=== Begin Enclosure ===
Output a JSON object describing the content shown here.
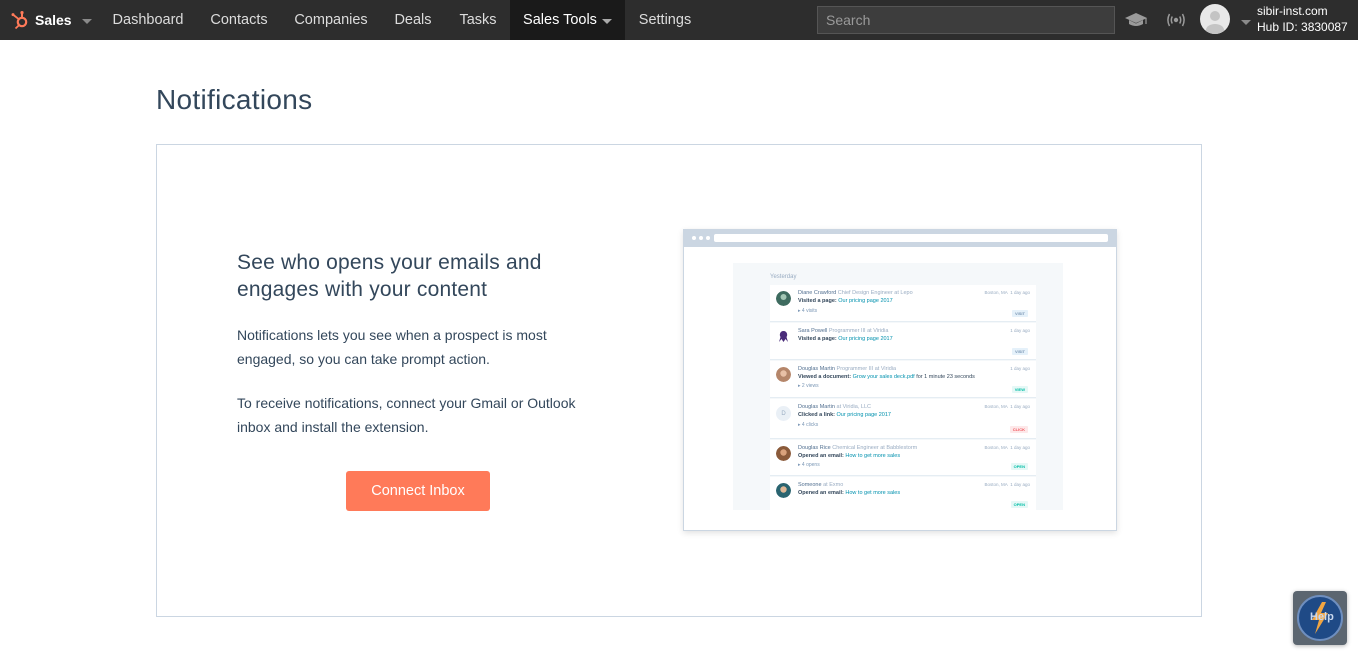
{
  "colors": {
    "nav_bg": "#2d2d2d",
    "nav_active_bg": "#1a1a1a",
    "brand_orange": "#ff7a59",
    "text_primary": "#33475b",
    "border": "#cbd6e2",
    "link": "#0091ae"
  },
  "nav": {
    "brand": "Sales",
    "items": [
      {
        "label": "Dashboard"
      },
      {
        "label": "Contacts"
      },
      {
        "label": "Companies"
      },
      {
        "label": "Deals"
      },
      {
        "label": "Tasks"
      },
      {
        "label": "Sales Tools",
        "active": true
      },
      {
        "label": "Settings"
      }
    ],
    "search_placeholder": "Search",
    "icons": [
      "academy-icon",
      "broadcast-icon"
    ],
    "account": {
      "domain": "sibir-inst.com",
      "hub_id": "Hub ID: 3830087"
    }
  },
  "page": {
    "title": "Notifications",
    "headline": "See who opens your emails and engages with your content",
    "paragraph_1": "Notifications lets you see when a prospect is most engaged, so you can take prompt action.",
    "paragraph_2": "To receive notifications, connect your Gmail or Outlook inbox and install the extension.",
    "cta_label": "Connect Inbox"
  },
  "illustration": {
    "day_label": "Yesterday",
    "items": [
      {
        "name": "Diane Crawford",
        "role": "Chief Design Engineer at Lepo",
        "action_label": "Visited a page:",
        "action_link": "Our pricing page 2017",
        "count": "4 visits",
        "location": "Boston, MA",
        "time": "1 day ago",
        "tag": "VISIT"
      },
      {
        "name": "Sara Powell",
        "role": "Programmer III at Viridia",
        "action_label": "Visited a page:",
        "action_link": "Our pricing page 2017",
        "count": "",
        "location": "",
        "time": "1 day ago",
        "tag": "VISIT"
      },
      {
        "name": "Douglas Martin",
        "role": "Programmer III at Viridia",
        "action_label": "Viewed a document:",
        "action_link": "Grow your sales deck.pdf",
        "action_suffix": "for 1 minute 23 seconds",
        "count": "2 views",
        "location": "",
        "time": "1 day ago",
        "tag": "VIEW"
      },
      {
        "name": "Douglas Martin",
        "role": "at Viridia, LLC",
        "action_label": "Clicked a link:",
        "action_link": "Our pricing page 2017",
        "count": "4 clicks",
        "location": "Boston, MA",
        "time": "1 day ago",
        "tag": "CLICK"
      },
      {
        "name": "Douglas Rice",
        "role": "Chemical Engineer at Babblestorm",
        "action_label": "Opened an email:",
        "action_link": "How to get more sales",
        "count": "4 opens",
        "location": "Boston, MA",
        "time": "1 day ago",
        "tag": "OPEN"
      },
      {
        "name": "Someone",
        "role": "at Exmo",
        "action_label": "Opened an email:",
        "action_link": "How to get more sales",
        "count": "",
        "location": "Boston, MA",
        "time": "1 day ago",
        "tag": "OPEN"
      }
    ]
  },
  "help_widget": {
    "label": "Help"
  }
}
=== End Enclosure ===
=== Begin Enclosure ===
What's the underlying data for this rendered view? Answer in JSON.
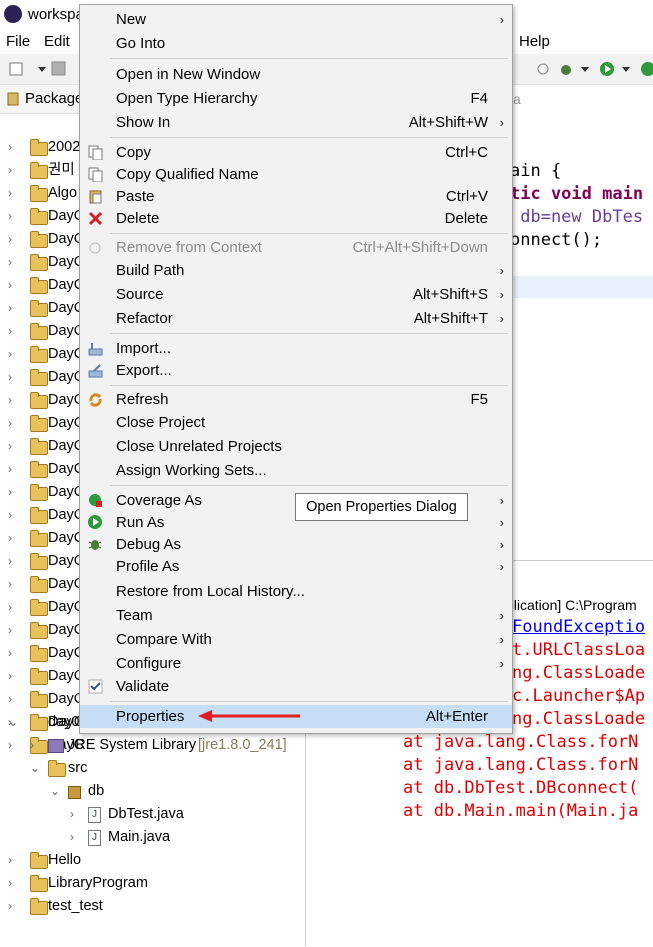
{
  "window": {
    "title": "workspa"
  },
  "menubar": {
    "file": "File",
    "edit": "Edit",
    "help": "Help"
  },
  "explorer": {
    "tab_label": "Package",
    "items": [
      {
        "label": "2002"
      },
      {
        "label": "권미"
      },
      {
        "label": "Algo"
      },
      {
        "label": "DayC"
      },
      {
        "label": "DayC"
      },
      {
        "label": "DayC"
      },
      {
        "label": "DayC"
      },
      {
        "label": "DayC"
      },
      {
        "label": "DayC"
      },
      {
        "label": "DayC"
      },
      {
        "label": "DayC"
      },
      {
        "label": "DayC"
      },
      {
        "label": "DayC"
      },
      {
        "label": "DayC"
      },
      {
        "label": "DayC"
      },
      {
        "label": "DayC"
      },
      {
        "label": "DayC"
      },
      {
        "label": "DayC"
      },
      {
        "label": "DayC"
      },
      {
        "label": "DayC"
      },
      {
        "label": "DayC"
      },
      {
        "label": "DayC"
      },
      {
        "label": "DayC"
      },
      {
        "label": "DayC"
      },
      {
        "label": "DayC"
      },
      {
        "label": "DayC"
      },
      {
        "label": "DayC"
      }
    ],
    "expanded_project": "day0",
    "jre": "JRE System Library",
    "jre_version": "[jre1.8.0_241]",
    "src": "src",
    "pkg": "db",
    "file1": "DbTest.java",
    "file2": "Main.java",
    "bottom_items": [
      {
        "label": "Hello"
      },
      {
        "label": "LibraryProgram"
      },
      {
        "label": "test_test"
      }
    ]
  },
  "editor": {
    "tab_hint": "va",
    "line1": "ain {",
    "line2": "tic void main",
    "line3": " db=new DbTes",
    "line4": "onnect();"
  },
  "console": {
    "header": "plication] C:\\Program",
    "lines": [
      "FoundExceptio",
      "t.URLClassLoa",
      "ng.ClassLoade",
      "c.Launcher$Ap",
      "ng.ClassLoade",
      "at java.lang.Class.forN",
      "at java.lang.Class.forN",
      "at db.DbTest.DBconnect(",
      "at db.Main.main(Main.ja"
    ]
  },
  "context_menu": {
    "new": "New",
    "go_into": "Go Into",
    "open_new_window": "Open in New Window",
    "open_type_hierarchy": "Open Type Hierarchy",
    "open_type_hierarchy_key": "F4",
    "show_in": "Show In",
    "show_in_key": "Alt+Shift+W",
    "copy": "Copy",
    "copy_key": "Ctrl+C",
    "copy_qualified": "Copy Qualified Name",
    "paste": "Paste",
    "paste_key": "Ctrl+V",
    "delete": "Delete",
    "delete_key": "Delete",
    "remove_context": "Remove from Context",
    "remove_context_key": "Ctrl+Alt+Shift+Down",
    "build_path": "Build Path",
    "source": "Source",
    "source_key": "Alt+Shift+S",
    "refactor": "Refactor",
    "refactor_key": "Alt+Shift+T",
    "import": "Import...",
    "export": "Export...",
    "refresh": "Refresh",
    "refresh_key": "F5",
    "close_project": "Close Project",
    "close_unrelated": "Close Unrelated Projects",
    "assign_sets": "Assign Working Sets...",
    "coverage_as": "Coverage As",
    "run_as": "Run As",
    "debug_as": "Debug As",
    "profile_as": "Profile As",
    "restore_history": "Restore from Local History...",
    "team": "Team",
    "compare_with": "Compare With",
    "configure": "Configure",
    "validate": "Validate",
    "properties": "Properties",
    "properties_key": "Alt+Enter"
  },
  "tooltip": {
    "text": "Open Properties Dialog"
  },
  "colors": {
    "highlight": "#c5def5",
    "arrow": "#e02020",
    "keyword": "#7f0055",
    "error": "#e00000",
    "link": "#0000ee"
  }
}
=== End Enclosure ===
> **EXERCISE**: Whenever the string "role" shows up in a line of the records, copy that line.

> **RESULT**:
        "role": "Chief Design Engineer at Lepo",
        "role": "Programmer III at Viridia",
        "role": "Programmer III at Viridia",
        "role": "at Viridia, LLC",
        "role": "Chemical Engineer at Babblestorm",
        "role": "at Exmo",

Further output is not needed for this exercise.